First, I know Dana Pittard. He’s now the commanding general of the 1st Armored Division at Fort Bliss, Texas. I served as a platoon leader in the cavalry troop he commanded in 1988 and I worked in his brigade’s AOR in Iraq in 2004. This is probably the first dumb thing he’s said or done in his career.
Dana can be a little stiff, but he’s an experienced combat leader who cares about individual soldiers and their families as much as he does the Army itself. Which is to say an enormous amount.
Second, I hope he and other military leaders will learn from this gaffe and begin to listen to PTSD survivors, especially those of us who have been suicidal, about what this injury does to us and about what it feels like. It isn’t something you can just get over like a high school break-up.
It is debilitating and insidious, working at every level of your consciousness; it changes the size of the brain and its function. Speaking up, asking for help, demands more moral courage than many brave men and women can muster.

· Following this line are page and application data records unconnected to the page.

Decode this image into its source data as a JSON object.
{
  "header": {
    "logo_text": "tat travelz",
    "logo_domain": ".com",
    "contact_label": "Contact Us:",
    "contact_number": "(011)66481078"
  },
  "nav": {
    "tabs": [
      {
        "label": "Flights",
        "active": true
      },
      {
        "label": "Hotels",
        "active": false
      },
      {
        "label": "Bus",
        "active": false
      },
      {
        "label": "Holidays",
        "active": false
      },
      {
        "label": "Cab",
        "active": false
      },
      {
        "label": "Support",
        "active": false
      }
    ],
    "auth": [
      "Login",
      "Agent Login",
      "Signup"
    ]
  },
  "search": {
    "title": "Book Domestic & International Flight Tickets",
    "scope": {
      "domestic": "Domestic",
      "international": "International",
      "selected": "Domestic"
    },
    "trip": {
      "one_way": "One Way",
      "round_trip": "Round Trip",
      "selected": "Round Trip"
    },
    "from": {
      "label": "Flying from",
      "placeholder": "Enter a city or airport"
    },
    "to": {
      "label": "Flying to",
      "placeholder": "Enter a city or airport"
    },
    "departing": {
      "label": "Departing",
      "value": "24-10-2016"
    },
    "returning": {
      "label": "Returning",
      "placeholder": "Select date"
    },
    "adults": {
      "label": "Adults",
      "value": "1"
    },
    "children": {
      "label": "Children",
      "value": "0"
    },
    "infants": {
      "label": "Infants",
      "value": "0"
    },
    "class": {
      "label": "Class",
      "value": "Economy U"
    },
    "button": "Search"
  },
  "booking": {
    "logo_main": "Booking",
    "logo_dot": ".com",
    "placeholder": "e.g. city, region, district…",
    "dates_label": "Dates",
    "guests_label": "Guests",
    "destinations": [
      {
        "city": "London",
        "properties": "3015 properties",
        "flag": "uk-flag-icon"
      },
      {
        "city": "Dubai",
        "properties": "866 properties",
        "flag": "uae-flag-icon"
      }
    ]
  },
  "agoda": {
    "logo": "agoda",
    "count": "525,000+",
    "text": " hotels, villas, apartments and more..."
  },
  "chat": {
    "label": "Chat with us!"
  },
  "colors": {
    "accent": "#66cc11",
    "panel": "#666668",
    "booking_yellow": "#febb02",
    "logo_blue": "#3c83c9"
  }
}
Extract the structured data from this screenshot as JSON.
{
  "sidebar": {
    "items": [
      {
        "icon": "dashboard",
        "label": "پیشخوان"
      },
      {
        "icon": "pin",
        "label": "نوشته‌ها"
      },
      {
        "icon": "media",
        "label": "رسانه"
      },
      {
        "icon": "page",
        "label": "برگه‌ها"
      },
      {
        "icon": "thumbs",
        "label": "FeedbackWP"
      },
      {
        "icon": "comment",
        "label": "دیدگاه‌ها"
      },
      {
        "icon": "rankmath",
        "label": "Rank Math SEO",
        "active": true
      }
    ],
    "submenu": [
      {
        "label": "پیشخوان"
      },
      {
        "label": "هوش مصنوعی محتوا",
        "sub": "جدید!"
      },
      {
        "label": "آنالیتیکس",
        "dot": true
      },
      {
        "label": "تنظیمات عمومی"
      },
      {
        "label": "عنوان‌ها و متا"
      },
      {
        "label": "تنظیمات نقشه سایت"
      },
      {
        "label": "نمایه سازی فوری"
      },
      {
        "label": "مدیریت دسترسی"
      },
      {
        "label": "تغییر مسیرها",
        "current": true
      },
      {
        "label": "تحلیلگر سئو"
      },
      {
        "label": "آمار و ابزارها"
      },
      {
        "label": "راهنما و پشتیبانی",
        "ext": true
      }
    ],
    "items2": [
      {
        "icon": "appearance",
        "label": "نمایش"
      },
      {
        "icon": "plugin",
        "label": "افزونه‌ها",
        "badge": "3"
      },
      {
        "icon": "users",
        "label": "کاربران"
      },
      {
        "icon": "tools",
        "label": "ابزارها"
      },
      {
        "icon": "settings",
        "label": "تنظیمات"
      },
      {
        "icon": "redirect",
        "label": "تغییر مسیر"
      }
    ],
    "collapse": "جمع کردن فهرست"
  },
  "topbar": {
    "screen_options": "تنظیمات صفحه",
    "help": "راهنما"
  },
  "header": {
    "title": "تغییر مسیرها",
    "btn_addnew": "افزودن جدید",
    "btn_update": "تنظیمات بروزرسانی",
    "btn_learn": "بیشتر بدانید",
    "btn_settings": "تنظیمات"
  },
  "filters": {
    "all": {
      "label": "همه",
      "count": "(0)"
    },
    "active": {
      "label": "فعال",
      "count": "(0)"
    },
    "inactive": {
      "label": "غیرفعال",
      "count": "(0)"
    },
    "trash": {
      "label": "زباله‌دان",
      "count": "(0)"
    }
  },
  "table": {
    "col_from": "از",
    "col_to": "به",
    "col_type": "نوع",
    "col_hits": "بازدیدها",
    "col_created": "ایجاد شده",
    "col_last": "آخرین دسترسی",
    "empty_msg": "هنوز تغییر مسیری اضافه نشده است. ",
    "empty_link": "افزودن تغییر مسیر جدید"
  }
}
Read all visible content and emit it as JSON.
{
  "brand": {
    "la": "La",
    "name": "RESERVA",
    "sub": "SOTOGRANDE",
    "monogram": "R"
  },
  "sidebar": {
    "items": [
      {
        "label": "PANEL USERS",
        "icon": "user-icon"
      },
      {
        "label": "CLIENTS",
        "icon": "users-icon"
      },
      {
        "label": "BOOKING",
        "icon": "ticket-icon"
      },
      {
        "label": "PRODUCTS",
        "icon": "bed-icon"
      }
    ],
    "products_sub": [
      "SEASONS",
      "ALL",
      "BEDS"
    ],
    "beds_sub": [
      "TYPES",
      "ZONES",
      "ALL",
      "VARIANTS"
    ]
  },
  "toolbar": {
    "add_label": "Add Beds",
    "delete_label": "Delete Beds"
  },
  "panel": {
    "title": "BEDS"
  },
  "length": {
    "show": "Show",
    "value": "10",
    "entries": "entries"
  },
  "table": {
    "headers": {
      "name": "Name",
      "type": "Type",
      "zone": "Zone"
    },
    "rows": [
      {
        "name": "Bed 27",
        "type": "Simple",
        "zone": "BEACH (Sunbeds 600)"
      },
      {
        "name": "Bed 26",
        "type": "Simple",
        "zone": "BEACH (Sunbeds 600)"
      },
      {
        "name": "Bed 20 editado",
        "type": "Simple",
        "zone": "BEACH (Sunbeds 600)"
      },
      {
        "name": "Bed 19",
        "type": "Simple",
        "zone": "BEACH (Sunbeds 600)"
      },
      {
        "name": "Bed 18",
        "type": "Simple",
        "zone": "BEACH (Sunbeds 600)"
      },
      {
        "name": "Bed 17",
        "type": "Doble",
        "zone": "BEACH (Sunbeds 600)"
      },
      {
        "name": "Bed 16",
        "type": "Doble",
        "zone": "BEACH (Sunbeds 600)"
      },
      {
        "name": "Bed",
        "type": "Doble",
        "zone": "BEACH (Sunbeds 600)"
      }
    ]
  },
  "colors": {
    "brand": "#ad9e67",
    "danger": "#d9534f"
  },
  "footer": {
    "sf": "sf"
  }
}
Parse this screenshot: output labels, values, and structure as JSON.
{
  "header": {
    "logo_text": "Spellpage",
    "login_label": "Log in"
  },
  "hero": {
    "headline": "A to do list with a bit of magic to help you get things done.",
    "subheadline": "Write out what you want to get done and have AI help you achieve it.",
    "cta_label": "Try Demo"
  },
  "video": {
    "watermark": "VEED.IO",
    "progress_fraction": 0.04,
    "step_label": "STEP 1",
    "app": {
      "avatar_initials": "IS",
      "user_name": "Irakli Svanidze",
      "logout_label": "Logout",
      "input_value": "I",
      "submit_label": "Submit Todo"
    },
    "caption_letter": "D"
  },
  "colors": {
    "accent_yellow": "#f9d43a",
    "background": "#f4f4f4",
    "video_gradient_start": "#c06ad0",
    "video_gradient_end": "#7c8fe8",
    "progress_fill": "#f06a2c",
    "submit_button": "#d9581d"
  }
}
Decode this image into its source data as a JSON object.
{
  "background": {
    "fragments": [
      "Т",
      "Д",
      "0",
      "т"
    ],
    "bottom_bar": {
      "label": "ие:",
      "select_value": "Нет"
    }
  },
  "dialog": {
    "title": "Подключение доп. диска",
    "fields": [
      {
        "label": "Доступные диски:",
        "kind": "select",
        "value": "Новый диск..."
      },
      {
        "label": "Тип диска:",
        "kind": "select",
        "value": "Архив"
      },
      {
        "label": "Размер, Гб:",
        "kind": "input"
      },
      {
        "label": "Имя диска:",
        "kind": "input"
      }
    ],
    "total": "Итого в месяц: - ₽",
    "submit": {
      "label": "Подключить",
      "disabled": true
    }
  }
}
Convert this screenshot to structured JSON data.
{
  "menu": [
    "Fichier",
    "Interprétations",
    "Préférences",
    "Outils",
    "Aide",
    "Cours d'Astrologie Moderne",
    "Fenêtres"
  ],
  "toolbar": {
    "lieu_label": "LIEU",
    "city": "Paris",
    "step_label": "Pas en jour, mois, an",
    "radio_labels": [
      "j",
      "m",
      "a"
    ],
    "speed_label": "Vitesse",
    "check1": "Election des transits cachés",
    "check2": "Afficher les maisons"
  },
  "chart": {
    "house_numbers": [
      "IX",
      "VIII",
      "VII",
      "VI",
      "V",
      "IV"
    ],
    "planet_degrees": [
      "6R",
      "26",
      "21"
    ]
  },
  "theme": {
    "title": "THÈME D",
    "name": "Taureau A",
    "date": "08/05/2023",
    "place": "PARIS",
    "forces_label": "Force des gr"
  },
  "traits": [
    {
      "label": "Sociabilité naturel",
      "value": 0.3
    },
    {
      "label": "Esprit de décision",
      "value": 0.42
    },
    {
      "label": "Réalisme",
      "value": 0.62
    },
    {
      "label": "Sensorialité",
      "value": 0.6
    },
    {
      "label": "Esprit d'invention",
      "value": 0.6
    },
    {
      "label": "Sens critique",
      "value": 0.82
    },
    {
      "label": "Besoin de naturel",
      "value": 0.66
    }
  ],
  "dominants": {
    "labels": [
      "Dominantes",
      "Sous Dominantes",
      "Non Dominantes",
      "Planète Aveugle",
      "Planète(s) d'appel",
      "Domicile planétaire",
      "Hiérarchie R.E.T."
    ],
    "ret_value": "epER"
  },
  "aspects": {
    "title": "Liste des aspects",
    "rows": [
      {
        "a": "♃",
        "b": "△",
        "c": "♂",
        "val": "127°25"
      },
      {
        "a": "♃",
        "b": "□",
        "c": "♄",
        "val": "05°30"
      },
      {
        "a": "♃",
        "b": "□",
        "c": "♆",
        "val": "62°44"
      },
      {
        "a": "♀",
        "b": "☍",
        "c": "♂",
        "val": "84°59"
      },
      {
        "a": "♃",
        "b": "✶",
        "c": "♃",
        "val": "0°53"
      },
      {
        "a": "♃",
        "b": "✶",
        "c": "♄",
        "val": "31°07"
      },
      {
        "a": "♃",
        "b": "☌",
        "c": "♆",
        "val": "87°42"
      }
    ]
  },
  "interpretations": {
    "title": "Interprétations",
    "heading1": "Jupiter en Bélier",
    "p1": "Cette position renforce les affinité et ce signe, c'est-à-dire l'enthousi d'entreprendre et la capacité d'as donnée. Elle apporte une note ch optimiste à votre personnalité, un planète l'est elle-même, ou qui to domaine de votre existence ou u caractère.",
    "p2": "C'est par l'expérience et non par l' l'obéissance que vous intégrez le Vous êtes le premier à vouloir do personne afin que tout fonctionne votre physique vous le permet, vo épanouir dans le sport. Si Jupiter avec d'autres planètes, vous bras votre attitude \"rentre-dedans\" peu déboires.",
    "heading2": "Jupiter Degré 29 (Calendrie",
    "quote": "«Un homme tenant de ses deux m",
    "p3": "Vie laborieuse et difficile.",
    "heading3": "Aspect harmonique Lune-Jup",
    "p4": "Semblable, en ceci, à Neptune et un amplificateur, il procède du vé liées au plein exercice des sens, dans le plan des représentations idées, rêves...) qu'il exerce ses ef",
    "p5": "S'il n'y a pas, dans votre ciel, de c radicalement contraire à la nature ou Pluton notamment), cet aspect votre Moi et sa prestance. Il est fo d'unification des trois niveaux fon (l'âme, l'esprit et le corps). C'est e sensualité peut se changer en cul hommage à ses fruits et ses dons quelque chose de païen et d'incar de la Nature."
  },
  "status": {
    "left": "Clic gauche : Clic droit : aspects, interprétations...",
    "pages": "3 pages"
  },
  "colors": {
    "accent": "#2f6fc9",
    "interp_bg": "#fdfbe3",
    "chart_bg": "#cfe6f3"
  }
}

This is principally because of a generalized sense throughout the Army that PTSD is a weakness rather than an injury or a wound. Comments like those Pittard made–I can only presume out of frustration rather than from an informed, thoughtful position–deepen this ignorance and weaken the resolve of soldiers who might need help. Listen up, General.